| Task directions |
Every record, from first to last, should be written out again exactly.

| Record extracts |
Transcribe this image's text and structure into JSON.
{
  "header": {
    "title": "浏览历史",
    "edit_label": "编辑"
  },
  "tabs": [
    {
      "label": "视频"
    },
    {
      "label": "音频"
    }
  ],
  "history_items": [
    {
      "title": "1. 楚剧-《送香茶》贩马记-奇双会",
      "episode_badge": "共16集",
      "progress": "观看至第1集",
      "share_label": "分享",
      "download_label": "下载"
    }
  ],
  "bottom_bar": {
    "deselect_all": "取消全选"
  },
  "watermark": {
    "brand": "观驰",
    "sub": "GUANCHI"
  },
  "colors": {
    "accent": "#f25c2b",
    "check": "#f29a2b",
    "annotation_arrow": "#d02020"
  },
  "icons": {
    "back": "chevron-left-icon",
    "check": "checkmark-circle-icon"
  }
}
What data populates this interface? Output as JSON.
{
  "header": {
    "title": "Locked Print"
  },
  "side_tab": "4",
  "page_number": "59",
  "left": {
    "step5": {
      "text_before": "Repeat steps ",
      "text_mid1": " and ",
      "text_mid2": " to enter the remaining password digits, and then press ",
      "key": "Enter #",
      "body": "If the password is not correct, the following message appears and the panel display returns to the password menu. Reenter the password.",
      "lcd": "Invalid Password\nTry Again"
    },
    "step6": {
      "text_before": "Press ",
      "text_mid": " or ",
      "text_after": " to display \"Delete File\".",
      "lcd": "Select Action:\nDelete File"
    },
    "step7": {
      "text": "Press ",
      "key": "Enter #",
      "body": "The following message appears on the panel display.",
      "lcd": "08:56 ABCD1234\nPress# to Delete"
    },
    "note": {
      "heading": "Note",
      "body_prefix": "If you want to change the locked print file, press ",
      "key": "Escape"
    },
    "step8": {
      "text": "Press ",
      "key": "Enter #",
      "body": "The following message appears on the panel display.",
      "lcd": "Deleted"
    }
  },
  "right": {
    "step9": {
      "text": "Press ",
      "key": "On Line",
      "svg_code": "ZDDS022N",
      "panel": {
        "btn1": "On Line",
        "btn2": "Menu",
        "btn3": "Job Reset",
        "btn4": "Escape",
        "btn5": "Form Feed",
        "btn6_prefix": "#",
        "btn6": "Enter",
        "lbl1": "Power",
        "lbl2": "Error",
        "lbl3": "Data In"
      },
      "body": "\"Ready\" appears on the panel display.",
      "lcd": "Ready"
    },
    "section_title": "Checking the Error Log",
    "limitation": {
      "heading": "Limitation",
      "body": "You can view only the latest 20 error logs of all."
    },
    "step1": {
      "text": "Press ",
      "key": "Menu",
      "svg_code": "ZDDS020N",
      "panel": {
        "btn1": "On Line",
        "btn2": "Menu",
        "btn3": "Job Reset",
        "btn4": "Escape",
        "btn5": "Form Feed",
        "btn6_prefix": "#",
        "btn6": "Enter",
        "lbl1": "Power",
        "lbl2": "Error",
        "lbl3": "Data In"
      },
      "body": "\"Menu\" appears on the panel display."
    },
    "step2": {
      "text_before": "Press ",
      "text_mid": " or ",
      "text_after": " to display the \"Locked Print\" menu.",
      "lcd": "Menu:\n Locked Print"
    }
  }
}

| Output |
Transcribe this image's text and structure into JSON.
{
  "header": {
    "title": "浏览历史",
    "edit_label": "编辑"
  },
  "tabs": [
    {
      "label": "视频"
    },
    {
      "label": "音频"
    }
  ],
  "history_items": [
    {
      "title": "1. 楚剧-《送香茶》贩马记-奇双会",
      "episode_badge": "共16集",
      "progress": "观看至第1集",
      "share_label": "分享",
      "download_label": "下载"
    }
  ],
  "bottom_bar": {
    "deselect_all": "取消全选"
  },
  "watermark": {
    "brand": "观驰",
    "sub": "GUANCHI"
  },
  "colors": {
    "accent": "#f25c2b",
    "check": "#f29a2b",
    "annotation_arrow": "#d02020"
  },
  "icons": {
    "back": "chevron-left-icon",
    "check": "checkmark-circle-icon"
  }
}
What data populates this interface? Output as JSON.
{
  "header": {
    "title": "Locked Print"
  },
  "side_tab": "4",
  "page_number": "59",
  "left": {
    "step5": {
      "text_before": "Repeat steps ",
      "text_mid1": " and ",
      "text_mid2": " to enter the remaining password digits, and then press ",
      "key": "Enter #",
      "body": "If the password is not correct, the following message appears and the panel display returns to the password menu. Reenter the password.",
      "lcd": "Invalid Password\nTry Again"
    },
    "step6": {
      "text_before": "Press ",
      "text_mid": " or ",
      "text_after": " to display \"Delete File\".",
      "lcd": "Select Action:\nDelete File"
    },
    "step7": {
      "text": "Press ",
      "key": "Enter #",
      "body": "The following message appears on the panel display.",
      "lcd": "08:56 ABCD1234\nPress# to Delete"
    },
    "note": {
      "heading": "Note",
      "body_prefix": "If you want to change the locked print file, press ",
      "key": "Escape"
    },
    "step8": {
      "text": "Press ",
      "key": "Enter #",
      "body": "The following message appears on the panel display.",
      "lcd": "Deleted"
    }
  },
  "right": {
    "step9": {
      "text": "Press ",
      "key": "On Line",
      "svg_code": "ZDDS022N",
      "panel": {
        "btn1": "On Line",
        "btn2": "Menu",
        "btn3": "Job Reset",
        "btn4": "Escape",
        "btn5": "Form Feed",
        "btn6_prefix": "#",
        "btn6": "Enter",
        "lbl1": "Power",
        "lbl2": "Error",
        "lbl3": "Data In"
      },
      "body": "\"Ready\" appears on the panel display.",
      "lcd": "Ready"
    },
    "section_title": "Checking the Error Log",
    "limitation": {
      "heading": "Limitation",
      "body": "You can view only the latest 20 error logs of all."
    },
    "step1": {
      "text": "Press ",
      "key": "Menu",
      "svg_code": "ZDDS020N",
      "panel": {
        "btn1": "On Line",
        "btn2": "Menu",
        "btn3": "Job Reset",
        "btn4": "Escape",
        "btn5": "Form Feed",
        "btn6_prefix": "#",
        "btn6": "Enter",
        "lbl1": "Power",
        "lbl2": "Error",
        "lbl3": "Data In"
      },
      "body": "\"Menu\" appears on the panel display."
    },
    "step2": {
      "text_before": "Press ",
      "text_mid": " or ",
      "text_after": " to display the \"Locked Print\" menu.",
      "lcd": "Menu:\n Locked Print"
    }
  }
}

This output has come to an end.